- [What you are asked to do] In the data that follows, every line containing the word "author" should be returned.

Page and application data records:

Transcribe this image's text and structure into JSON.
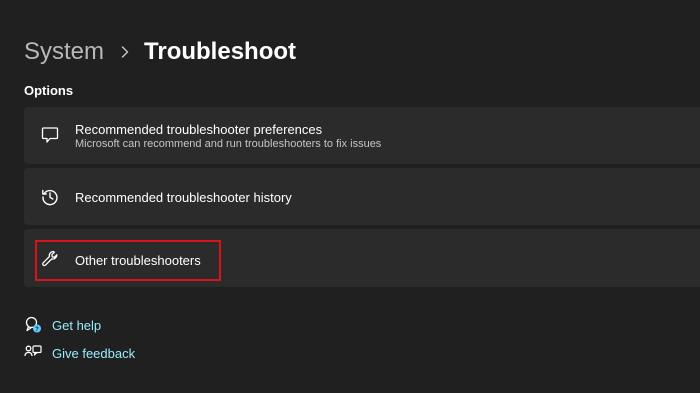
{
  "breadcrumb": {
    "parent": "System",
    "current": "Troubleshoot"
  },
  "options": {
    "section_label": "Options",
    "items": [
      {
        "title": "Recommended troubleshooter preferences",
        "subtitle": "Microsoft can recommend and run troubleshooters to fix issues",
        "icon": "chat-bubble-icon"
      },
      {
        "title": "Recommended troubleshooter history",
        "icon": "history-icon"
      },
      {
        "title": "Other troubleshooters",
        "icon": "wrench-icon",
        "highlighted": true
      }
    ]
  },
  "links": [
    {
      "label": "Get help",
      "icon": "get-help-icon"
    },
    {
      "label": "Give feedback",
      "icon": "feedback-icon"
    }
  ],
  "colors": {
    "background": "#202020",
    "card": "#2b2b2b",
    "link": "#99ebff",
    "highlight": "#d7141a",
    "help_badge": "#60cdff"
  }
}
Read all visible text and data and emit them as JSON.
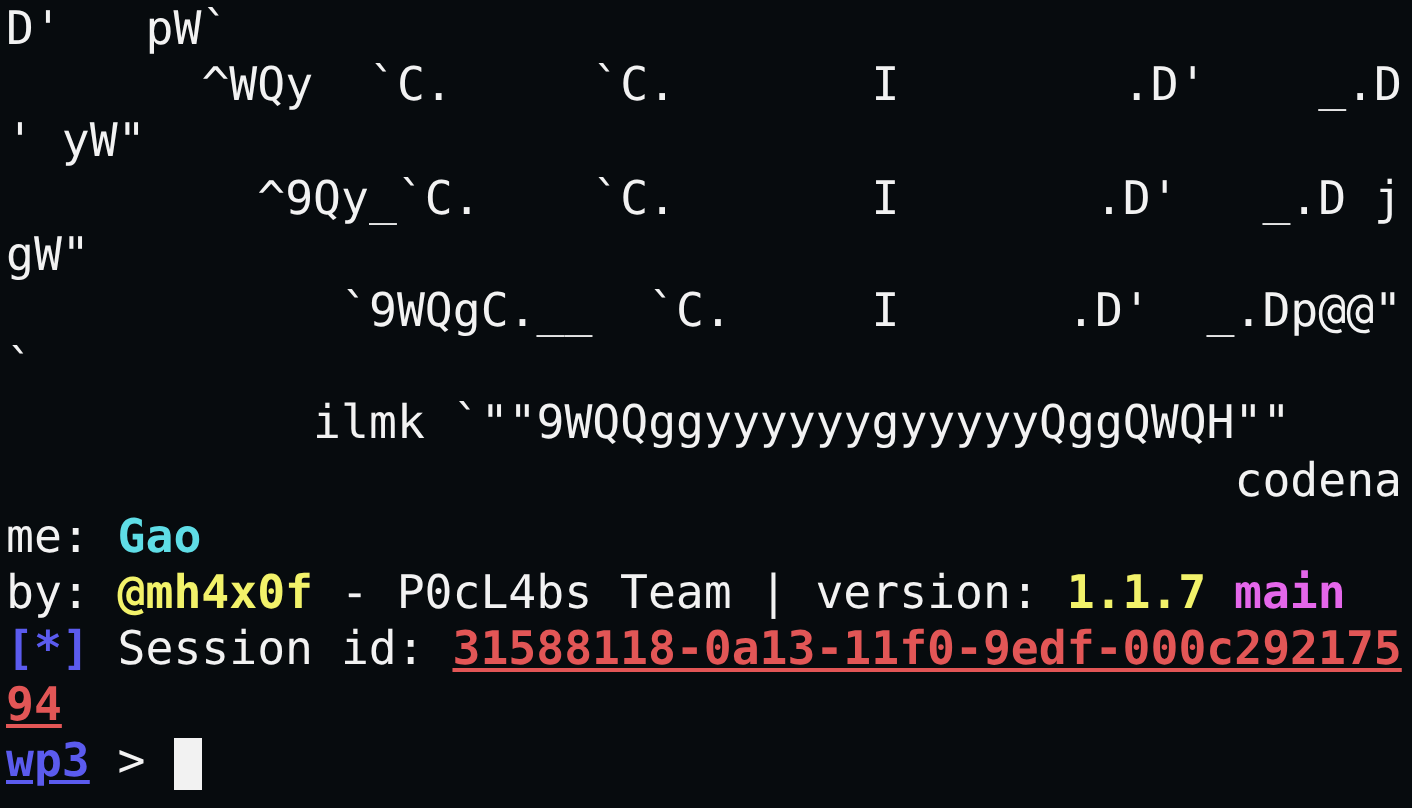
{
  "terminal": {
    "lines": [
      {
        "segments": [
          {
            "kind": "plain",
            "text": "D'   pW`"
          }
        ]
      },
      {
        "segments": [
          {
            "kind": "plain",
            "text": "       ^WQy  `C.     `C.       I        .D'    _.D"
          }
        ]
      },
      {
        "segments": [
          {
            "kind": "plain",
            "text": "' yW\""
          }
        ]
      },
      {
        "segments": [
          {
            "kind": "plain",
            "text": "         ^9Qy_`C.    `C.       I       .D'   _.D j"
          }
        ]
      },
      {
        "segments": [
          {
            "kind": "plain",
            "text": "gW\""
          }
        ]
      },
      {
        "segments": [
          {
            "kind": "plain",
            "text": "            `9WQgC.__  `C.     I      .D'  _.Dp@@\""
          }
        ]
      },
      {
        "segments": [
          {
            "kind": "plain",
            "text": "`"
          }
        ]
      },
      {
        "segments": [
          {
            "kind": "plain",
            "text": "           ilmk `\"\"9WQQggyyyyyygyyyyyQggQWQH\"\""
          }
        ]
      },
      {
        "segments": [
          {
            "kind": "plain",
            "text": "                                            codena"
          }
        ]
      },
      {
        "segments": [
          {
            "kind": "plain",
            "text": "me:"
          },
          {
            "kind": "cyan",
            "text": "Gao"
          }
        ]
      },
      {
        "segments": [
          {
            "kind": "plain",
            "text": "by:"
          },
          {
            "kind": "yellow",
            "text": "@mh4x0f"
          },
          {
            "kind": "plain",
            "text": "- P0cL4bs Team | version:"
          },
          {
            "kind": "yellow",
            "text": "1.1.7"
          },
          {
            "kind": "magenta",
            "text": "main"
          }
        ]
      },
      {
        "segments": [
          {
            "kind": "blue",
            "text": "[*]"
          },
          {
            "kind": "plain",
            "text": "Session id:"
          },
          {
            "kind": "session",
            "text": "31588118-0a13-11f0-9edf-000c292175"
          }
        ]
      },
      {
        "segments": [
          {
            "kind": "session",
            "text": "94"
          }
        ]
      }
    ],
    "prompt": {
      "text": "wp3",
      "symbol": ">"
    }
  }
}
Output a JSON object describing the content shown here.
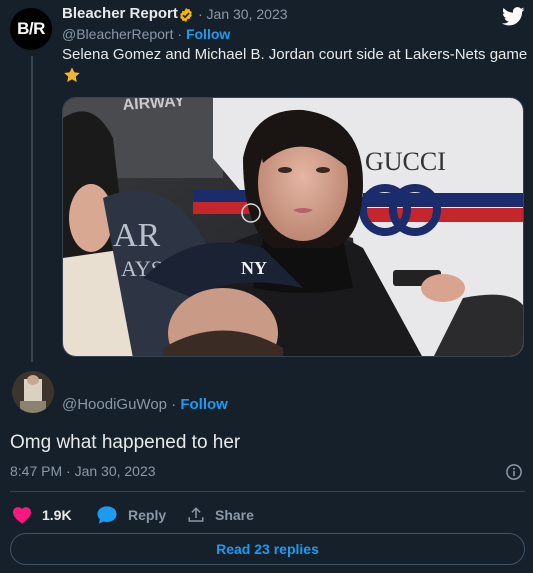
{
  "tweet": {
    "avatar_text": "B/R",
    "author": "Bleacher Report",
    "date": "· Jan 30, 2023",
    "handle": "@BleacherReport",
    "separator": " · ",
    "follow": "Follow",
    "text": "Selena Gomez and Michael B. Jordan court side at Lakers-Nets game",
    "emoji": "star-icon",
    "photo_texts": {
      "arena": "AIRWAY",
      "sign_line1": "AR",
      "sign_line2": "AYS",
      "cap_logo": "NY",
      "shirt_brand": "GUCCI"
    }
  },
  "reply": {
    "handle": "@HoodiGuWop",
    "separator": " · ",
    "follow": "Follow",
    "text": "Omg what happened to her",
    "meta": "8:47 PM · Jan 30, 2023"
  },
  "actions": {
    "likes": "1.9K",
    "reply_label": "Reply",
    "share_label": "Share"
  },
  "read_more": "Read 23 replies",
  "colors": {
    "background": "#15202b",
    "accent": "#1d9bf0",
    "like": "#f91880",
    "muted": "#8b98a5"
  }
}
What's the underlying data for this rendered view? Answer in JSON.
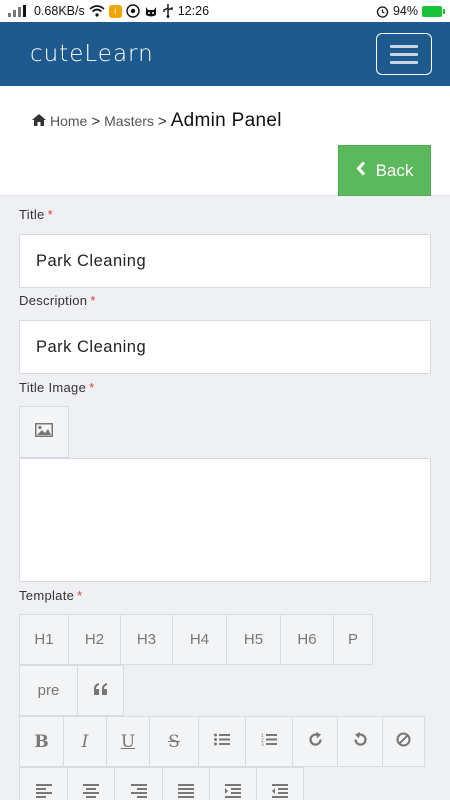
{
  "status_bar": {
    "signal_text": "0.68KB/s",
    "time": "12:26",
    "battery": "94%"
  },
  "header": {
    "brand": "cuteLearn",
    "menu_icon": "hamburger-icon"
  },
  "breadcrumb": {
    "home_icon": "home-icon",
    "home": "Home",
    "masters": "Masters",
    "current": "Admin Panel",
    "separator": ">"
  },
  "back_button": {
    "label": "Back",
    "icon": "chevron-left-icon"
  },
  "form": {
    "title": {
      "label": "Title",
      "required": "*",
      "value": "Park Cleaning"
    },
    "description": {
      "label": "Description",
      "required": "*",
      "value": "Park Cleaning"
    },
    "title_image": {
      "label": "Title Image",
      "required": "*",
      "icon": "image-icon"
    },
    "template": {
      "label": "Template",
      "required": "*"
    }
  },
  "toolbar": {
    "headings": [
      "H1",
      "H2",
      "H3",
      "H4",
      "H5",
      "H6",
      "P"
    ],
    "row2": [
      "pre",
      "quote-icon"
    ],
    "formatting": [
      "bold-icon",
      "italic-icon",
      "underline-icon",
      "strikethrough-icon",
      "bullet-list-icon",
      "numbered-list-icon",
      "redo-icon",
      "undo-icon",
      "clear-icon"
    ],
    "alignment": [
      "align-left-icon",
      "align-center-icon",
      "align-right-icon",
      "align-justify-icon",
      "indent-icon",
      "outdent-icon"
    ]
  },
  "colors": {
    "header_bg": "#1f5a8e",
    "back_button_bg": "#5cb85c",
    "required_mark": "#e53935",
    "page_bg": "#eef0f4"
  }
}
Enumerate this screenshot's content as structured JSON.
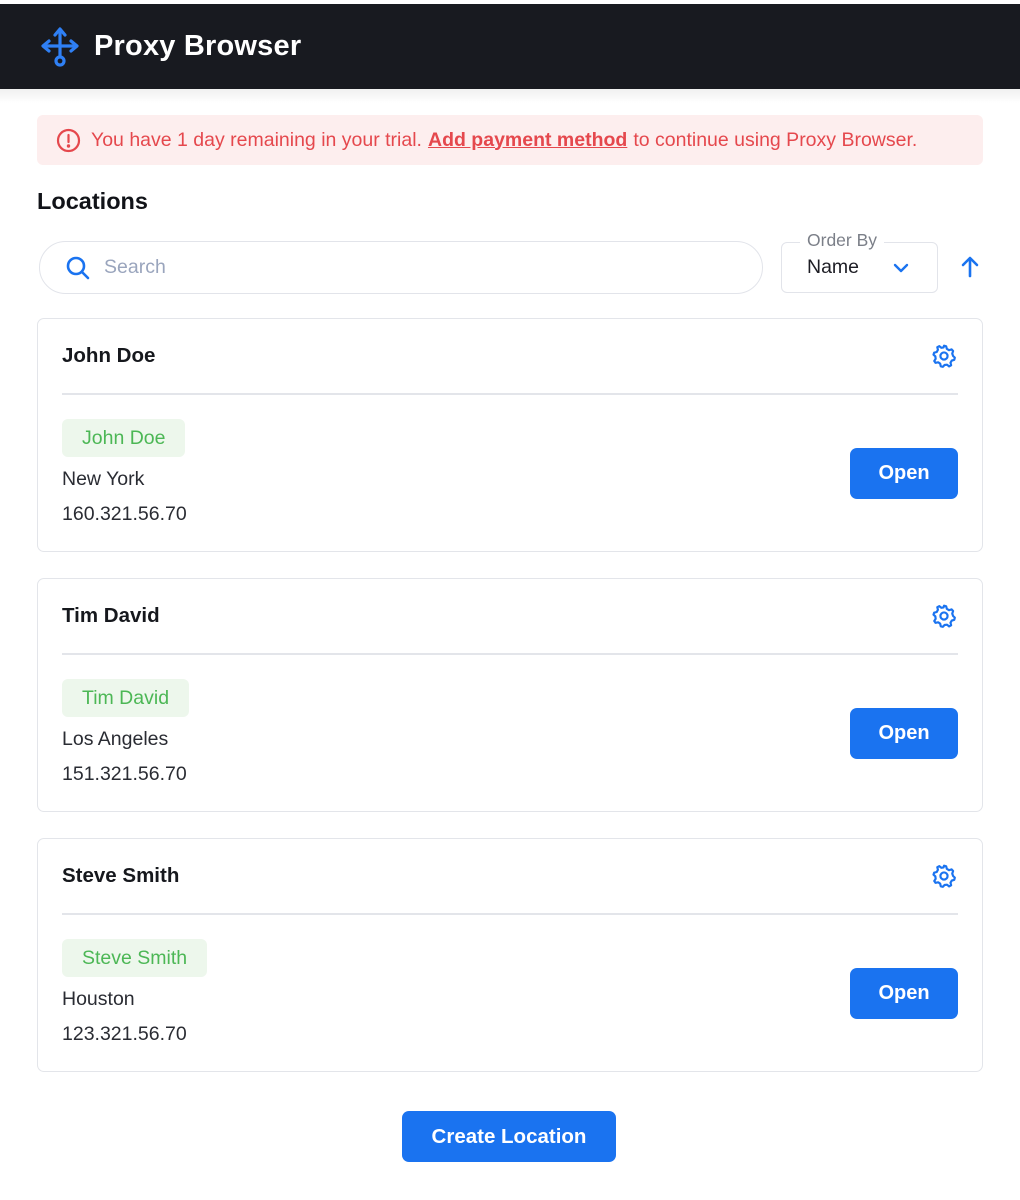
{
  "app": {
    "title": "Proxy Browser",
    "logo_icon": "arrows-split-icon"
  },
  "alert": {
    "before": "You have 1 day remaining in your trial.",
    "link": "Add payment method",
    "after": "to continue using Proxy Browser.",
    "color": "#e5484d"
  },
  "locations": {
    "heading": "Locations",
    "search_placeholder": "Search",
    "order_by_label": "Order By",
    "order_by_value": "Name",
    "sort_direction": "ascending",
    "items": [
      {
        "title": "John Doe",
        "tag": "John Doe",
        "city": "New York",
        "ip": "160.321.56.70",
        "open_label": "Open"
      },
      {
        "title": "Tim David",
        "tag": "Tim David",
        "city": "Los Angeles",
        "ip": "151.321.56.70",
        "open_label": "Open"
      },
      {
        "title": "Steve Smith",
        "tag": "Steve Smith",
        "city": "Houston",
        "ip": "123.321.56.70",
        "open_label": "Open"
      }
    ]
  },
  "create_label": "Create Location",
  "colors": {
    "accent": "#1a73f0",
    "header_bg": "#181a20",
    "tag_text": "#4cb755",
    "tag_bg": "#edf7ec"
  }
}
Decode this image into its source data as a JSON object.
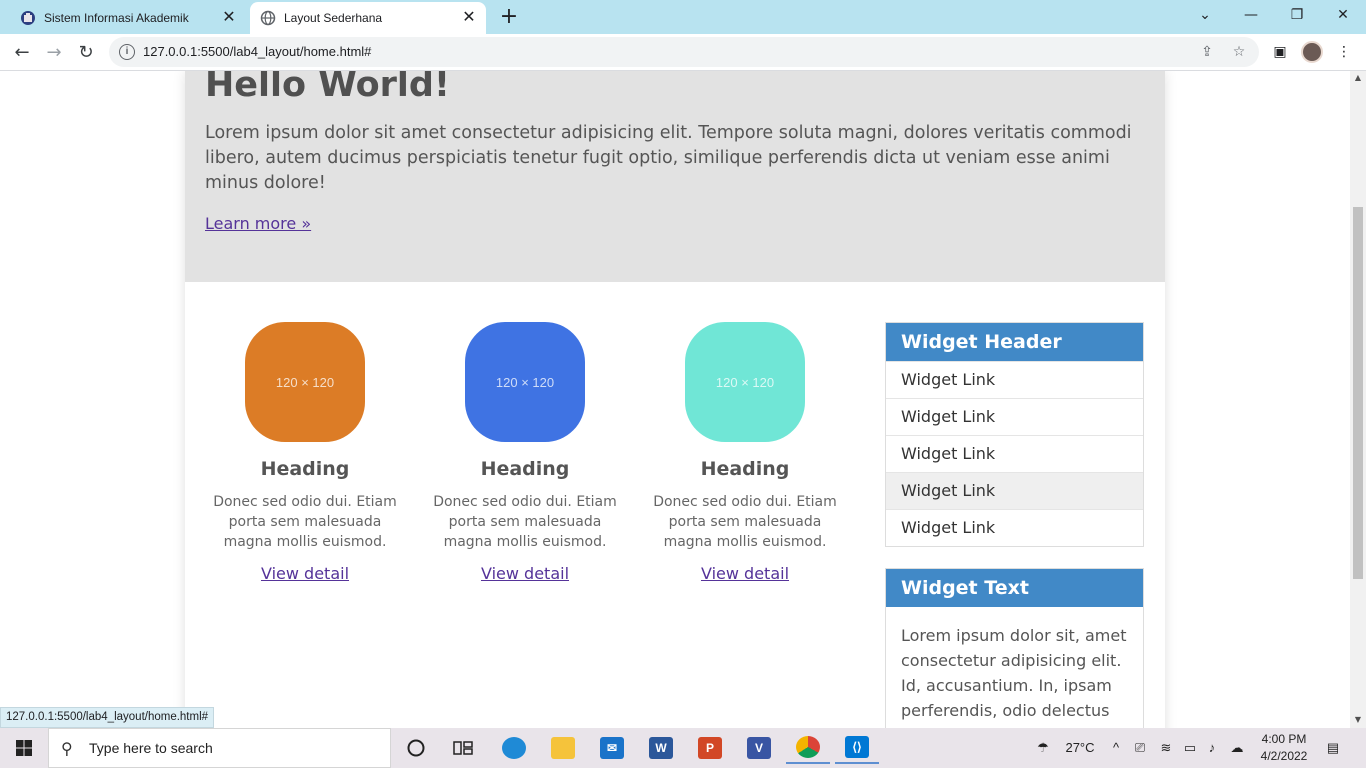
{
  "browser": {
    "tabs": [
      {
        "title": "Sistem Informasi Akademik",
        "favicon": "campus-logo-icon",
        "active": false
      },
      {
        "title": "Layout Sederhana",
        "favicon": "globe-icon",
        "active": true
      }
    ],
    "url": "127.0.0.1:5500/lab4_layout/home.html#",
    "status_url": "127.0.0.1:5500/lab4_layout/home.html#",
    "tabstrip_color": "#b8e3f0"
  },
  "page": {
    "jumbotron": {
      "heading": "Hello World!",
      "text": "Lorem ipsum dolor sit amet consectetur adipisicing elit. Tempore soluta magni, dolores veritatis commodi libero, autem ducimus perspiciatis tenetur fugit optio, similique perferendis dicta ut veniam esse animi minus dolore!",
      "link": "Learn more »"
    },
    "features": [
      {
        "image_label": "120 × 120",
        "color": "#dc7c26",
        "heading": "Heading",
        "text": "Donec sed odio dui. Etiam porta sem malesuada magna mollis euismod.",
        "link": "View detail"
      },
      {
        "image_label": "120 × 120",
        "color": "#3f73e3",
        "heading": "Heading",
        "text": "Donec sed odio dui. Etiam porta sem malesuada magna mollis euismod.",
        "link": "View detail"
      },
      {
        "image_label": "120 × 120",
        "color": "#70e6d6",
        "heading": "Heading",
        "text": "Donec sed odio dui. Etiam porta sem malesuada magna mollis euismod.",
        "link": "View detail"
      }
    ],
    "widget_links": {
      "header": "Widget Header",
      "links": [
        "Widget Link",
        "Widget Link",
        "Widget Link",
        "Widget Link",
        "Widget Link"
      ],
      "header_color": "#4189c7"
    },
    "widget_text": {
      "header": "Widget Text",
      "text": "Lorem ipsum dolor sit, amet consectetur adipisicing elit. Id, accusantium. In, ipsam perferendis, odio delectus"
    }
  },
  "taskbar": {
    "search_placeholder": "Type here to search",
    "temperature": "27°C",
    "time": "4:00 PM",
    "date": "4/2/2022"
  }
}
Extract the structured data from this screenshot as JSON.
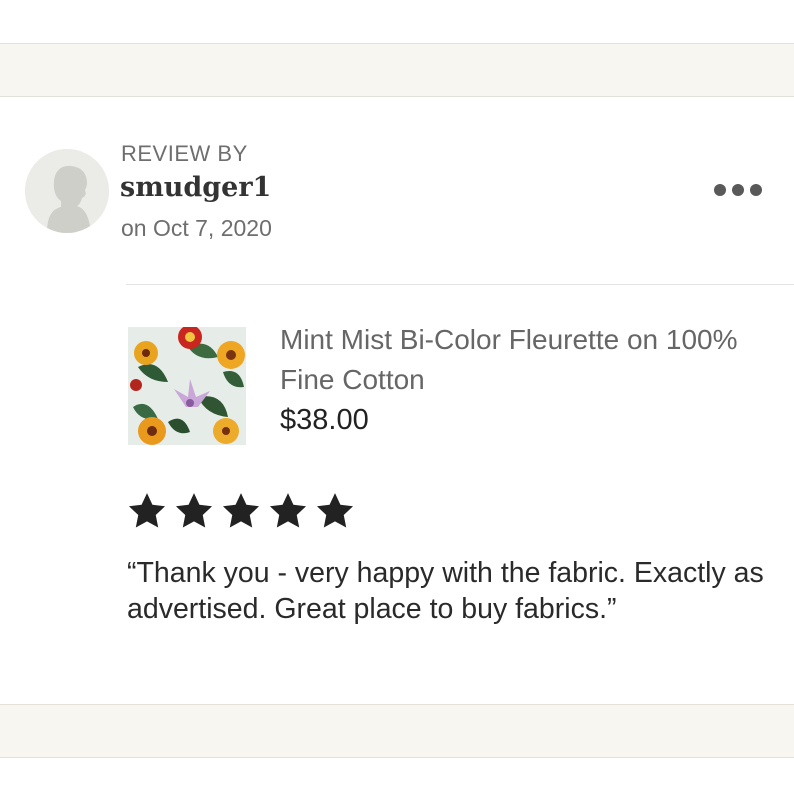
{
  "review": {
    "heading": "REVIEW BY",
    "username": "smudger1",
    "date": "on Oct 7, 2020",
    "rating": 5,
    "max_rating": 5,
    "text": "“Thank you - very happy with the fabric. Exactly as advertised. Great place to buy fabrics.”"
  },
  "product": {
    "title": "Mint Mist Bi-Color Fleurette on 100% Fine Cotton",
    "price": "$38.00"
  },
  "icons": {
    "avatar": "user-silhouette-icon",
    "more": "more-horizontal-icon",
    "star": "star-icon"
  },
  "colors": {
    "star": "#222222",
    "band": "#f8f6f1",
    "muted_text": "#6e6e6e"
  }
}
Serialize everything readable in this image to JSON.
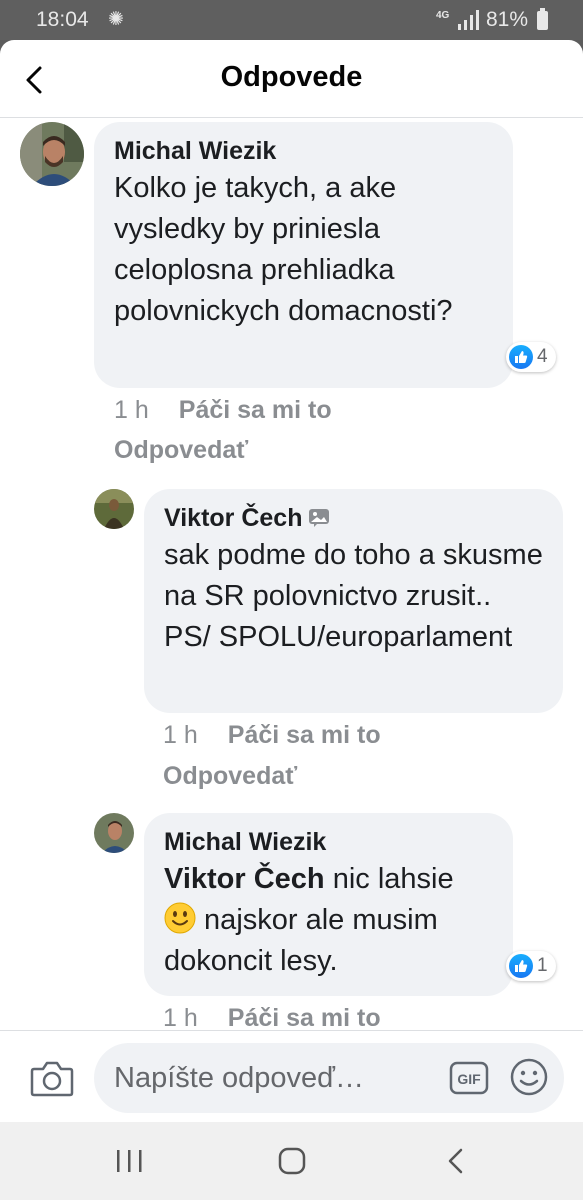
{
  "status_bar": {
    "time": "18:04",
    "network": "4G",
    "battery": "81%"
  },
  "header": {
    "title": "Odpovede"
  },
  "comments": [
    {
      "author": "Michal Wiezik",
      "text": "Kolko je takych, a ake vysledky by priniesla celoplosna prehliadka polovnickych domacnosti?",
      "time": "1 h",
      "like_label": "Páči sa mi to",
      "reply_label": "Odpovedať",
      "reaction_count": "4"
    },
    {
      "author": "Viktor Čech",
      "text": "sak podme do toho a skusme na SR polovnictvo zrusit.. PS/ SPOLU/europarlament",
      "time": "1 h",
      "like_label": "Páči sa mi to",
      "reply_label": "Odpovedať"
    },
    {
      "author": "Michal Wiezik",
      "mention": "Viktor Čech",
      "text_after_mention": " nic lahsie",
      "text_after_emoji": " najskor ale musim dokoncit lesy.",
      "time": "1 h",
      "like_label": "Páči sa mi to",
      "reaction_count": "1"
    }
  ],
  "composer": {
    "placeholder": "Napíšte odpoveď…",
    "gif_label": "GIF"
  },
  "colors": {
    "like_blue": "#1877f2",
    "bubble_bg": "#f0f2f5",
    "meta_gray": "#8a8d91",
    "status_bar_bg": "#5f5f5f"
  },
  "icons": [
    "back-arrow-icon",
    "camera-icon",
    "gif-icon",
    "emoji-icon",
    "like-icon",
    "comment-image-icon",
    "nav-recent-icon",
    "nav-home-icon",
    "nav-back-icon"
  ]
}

- [Answer box]
    "author": "Bleacher Report",
      "author": "Michal Wiezik",
      "author": "Viktor Čech",
      "author": "Michal Wiezik",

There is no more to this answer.